--- Instructions for the task ---
Every line of the data below should be retyped exactly.

[Extracted records]
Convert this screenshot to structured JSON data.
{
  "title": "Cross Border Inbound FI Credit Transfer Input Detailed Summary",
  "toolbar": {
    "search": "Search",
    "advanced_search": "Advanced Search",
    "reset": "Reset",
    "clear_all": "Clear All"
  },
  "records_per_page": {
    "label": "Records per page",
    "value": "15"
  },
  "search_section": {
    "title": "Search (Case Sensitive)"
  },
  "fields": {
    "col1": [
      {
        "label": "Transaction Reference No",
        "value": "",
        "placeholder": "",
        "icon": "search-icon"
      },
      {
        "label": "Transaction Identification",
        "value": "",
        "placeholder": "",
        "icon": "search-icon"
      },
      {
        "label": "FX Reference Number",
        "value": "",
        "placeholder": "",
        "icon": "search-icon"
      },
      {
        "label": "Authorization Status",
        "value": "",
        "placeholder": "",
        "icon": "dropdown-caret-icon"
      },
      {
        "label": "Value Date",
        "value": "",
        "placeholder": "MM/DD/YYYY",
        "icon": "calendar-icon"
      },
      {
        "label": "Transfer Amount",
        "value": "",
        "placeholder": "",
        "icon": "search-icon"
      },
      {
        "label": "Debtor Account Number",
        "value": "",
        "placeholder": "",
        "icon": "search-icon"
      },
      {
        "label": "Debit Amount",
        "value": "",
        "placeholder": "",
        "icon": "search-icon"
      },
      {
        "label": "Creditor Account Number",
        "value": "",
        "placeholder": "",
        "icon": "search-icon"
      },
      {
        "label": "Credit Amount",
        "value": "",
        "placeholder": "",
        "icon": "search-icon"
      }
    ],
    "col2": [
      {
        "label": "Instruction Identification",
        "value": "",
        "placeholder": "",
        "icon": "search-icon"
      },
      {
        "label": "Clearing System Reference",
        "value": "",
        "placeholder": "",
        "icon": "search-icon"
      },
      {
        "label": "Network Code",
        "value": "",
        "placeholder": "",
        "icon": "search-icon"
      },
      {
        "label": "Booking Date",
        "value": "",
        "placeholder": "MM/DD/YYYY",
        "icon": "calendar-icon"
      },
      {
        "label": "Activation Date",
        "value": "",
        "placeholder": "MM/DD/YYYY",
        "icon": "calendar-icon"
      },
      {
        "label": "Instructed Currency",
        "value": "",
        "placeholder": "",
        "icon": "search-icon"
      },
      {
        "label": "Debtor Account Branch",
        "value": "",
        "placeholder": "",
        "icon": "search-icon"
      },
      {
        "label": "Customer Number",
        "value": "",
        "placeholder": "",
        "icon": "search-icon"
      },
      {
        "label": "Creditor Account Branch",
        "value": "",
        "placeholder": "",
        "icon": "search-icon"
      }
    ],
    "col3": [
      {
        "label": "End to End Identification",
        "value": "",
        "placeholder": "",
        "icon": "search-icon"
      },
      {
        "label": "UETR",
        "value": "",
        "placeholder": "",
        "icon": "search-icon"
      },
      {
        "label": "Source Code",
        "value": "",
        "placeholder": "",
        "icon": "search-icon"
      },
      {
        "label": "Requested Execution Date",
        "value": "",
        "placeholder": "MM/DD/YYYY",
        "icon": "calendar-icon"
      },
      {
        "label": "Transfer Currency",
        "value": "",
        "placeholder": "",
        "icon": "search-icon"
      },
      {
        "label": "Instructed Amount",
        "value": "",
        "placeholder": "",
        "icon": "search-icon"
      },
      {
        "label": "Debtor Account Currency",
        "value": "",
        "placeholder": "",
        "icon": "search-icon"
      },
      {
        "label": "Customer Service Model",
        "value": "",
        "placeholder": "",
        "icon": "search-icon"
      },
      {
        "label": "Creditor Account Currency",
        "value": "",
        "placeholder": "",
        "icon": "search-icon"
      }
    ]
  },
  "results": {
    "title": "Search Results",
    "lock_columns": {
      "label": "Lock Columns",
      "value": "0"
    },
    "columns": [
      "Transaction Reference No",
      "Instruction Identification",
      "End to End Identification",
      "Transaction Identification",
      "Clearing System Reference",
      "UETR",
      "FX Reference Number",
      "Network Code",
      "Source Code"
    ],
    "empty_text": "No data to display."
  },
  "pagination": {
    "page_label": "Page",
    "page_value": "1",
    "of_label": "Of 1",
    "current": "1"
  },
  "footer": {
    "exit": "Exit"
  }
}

--- Exercise answer ---
Convert this screenshot to structured JSON data.
{
  "title": "Cross Border Inbound FI Credit Transfer Input Detailed Summary",
  "toolbar": {
    "search": "Search",
    "advanced_search": "Advanced Search",
    "reset": "Reset",
    "clear_all": "Clear All"
  },
  "records_per_page": {
    "label": "Records per page",
    "value": "15"
  },
  "search_section": {
    "title": "Search (Case Sensitive)"
  },
  "fields": {
    "col1": [
      {
        "label": "Transaction Reference No",
        "value": "",
        "placeholder": "",
        "icon": "search-icon"
      },
      {
        "label": "Transaction Identification",
        "value": "",
        "placeholder": "",
        "icon": "search-icon"
      },
      {
        "label": "FX Reference Number",
        "value": "",
        "placeholder": "",
        "icon": "search-icon"
      },
      {
        "label": "Authorization Status",
        "value": "",
        "placeholder": "",
        "icon": "dropdown-caret-icon"
      },
      {
        "label": "Value Date",
        "value": "",
        "placeholder": "MM/DD/YYYY",
        "icon": "calendar-icon"
      },
      {
        "label": "Transfer Amount",
        "value": "",
        "placeholder": "",
        "icon": "search-icon"
      },
      {
        "label": "Debtor Account Number",
        "value": "",
        "placeholder": "",
        "icon": "search-icon"
      },
      {
        "label": "Debit Amount",
        "value": "",
        "placeholder": "",
        "icon": "search-icon"
      },
      {
        "label": "Creditor Account Number",
        "value": "",
        "placeholder": "",
        "icon": "search-icon"
      },
      {
        "label": "Credit Amount",
        "value": "",
        "placeholder": "",
        "icon": "search-icon"
      }
    ],
    "col2": [
      {
        "label": "Instruction Identification",
        "value": "",
        "placeholder": "",
        "icon": "search-icon"
      },
      {
        "label": "Clearing System Reference",
        "value": "",
        "placeholder": "",
        "icon": "search-icon"
      },
      {
        "label": "Network Code",
        "value": "",
        "placeholder": "",
        "icon": "search-icon"
      },
      {
        "label": "Booking Date",
        "value": "",
        "placeholder": "MM/DD/YYYY",
        "icon": "calendar-icon"
      },
      {
        "label": "Activation Date",
        "value": "",
        "placeholder": "MM/DD/YYYY",
        "icon": "calendar-icon"
      },
      {
        "label": "Instructed Currency",
        "value": "",
        "placeholder": "",
        "icon": "search-icon"
      },
      {
        "label": "Debtor Account Branch",
        "value": "",
        "placeholder": "",
        "icon": "search-icon"
      },
      {
        "label": "Customer Number",
        "value": "",
        "placeholder": "",
        "icon": "search-icon"
      },
      {
        "label": "Creditor Account Branch",
        "value": "",
        "placeholder": "",
        "icon": "search-icon"
      }
    ],
    "col3": [
      {
        "label": "End to End Identification",
        "value": "",
        "placeholder": "",
        "icon": "search-icon"
      },
      {
        "label": "UETR",
        "value": "",
        "placeholder": "",
        "icon": "search-icon"
      },
      {
        "label": "Source Code",
        "value": "",
        "placeholder": "",
        "icon": "search-icon"
      },
      {
        "label": "Requested Execution Date",
        "value": "",
        "placeholder": "MM/DD/YYYY",
        "icon": "calendar-icon"
      },
      {
        "label": "Transfer Currency",
        "value": "",
        "placeholder": "",
        "icon": "search-icon"
      },
      {
        "label": "Instructed Amount",
        "value": "",
        "placeholder": "",
        "icon": "search-icon"
      },
      {
        "label": "Debtor Account Currency",
        "value": "",
        "placeholder": "",
        "icon": "search-icon"
      },
      {
        "label": "Customer Service Model",
        "value": "",
        "placeholder": "",
        "icon": "search-icon"
      },
      {
        "label": "Creditor Account Currency",
        "value": "",
        "placeholder": "",
        "icon": "search-icon"
      }
    ]
  },
  "results": {
    "title": "Search Results",
    "lock_columns": {
      "label": "Lock Columns",
      "value": "0"
    },
    "columns": [
      "Transaction Reference No",
      "Instruction Identification",
      "End to End Identification",
      "Transaction Identification",
      "Clearing System Reference",
      "UETR",
      "FX Reference Number",
      "Network Code",
      "Source Code"
    ],
    "empty_text": "No data to display."
  },
  "pagination": {
    "page_label": "Page",
    "page_value": "1",
    "of_label": "Of 1",
    "current": "1"
  },
  "footer": {
    "exit": "Exit"
  }
}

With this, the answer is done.